Required work:
If a line in the listing below has the string "offen", copy it out.

Excerpted records:
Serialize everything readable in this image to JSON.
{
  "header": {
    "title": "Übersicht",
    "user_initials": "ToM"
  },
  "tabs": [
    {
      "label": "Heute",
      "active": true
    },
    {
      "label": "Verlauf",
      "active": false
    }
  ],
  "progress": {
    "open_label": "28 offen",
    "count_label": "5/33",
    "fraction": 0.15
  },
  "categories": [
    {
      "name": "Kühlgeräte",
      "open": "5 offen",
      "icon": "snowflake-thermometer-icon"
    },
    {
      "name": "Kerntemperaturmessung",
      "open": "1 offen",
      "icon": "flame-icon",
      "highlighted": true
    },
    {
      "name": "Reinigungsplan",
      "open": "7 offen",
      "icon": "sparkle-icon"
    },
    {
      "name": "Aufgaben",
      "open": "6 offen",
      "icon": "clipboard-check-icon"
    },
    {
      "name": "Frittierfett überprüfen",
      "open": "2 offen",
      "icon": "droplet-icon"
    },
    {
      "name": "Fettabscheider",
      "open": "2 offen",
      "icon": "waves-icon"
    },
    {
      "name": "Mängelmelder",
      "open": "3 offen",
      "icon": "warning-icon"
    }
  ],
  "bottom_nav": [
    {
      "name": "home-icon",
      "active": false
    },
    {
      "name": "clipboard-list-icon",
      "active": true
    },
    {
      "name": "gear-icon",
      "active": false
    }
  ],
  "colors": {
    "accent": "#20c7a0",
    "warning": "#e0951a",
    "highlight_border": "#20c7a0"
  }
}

Answer for this exercise:
    "open_label": "28 offen",
      "open": "5 offen",
      "open": "1 offen",
      "open": "7 offen",
      "open": "6 offen",
      "open": "2 offen",
      "open": "2 offen",
      "open": "3 offen",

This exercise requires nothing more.